I was lucky enough to attend the Asian TYA Network Programme hosted by the Ricca Ricca Festa in Okinawa in July 2018. I attended as a guest of the festival and to present a seminar paper on my work co-creating with young audiences.
I found the meetings, discussions, seminars and post show critical reflection to be really well organised, inspiring and transferable. By transferable I mean that I will take experiences and insights from the network meeting and apply them in my own work and to my own networks in Europe. It is to the credit of the Ricca Ricca Festa and the organisers in Okinawa that such a diverse and interesting group of artist and cultural workers were able to come together and exchange and interact so well.
Performances – seeing the work and talking about it:

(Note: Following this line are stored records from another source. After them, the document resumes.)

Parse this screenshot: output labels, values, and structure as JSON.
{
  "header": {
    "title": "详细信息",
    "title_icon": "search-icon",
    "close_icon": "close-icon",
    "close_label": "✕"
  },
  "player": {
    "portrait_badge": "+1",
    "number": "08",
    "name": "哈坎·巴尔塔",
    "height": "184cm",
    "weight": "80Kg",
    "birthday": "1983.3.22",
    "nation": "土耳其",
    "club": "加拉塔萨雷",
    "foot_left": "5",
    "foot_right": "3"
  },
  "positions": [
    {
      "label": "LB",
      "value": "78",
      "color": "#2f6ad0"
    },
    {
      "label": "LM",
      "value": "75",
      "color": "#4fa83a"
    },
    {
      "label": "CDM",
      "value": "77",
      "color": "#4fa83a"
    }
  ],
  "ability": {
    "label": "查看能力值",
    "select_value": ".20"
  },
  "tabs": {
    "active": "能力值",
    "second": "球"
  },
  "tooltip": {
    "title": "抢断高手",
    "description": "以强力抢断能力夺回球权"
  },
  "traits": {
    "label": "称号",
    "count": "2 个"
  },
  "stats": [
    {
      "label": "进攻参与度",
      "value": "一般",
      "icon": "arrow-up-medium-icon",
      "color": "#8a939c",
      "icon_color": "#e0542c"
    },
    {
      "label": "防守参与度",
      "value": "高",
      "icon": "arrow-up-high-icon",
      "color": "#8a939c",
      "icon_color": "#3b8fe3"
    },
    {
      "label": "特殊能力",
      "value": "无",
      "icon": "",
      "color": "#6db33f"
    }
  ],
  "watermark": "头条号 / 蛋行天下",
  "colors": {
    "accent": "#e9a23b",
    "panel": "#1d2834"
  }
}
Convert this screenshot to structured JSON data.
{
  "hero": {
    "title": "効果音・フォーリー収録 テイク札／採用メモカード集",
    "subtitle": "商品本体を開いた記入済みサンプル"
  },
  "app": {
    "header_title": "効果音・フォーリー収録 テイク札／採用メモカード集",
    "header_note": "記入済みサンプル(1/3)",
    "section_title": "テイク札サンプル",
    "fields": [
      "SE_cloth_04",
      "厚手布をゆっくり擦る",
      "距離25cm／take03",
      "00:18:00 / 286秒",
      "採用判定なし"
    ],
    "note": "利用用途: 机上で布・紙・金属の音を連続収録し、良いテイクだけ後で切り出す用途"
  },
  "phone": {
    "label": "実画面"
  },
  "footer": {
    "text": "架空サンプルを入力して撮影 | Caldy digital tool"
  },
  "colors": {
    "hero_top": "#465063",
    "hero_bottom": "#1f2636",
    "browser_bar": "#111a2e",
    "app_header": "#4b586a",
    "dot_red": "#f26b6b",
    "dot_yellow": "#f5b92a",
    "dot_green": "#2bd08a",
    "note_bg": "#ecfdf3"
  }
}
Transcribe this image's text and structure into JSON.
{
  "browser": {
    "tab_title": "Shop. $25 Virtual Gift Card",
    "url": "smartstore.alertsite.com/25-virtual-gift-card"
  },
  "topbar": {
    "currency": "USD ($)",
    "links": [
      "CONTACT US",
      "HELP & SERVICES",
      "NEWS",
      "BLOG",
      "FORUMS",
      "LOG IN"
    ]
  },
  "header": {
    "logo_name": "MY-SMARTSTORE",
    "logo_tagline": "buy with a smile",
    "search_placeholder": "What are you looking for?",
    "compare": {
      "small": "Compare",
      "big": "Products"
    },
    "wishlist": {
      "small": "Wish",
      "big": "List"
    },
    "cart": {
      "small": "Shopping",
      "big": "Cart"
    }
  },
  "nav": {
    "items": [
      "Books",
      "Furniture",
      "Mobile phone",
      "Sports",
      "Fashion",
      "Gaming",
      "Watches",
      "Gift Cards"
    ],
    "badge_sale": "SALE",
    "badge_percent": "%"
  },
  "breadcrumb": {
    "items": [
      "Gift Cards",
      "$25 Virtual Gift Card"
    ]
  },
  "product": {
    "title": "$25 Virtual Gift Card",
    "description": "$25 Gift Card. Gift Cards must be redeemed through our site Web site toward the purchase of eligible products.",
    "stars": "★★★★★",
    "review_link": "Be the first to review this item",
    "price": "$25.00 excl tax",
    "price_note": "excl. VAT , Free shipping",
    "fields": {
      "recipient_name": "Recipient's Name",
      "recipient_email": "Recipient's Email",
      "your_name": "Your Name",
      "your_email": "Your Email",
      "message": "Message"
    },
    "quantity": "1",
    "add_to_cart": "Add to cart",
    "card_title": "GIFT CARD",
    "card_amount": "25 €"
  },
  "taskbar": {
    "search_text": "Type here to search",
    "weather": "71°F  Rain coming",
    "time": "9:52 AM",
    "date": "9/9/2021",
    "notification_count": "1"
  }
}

The Ricca Ricca Festa presented a variety of high quality work from all over the world and enabled and supported the Asian TYA delegates to see a selection of this work and talk with the artists who had performed / created it. What a wonderful gift that was! We were quite a large group so sometimes split up to see different performances and then came back together to discuss what we had seen. This process was very well planned and supported. We saw work from Scotland, Japan, Russia, Ukraine, Germany, and Denmark. As a group from different backgrounds, traditions and trainings this opportunity to exchange views and perceptions was very precious. The working language of these discussions was English which was very good for me but perhaps a challenge for some of those taking part? I am not sure that there is a way around this but at times and for some this was a source of some frustration. Translation and the pursuit of precision sometimes slowed down an often complex and heart felt discussion. Given the limits of time and space this was dealt with really well by delegates and organisers. Due to the diverse nature of the group along with a very strong shared passion for our work we could have spent very much more time discussion work and understanding varied perceptions of it. I was fascinated by the debates at various times about quality and process. Perhaps a future purpose of the network can be to continue these debates?
Art and the City – cultural inclusion – Seminar
Part of the meeting was dedicated to detailed presentations and discussion of some key issues. I presented a short seminar paper on my own work with NIE in the UK and Europe focusing on the work I have made that was co-created with children and part of the making process.
This part of the TYA Network programme was very well organised and structured. There was a wide range of presentations all approaching key issues for cultural workers: funding, networks, inclusion, national and regional issues and differences, examples of best practice, cultural policy, network building. It would be interesting to develop this debate to embrace a more complex exploration of the tension between capacity and quality, both were discussed in these sessions and form a major element of the debate around TYA internationally.
These events presented a range of experience and examples to wide audience and provoked some lively and in depth debate amongst the participants.
The concluding plenary session attempted to pull all of these debates and conversations together and to help the participants to plan the next steps for the network. The solid foundations and connections made in previous years of the programme were built upon here and will perhaps bear fruit in the next years as the Asia TYA network develops and more fully defines itself.
Future network debate –
As a guest of the festival and of the network I did not make big contribution to this debate. I did share some perceptions and experiences from the TYA networks in the UK and Europe. It seems that the Asian TYA network is at a crossroads in terms of its funding and structure. Given the distances involved and the very different funding possibilities it might be hard for the network to survive. I felt that, given the excitement and dedication of some of the key people who met in Okinawa, a way forward would emerge. The network needs, in my opinion, to develop a clearer definition of its aims and boundaries. There was a key discussion about how the network encompassed very different traditions and methodologies.
Key questions / projects might be:
A definition of TYA in an Asian context.
The inclusion of theatre by and with children and young people as well as theatre for a young audience and the tension between these two approaches / practices.
Can Theatre for Young Audience and Theatre in Education and Theatre as Creative Learning be supported in the same network.
The network is just at the beginning and the possibilities and opportunities are huge. It was a great pleasure and honour to be part of this meeting in 2018.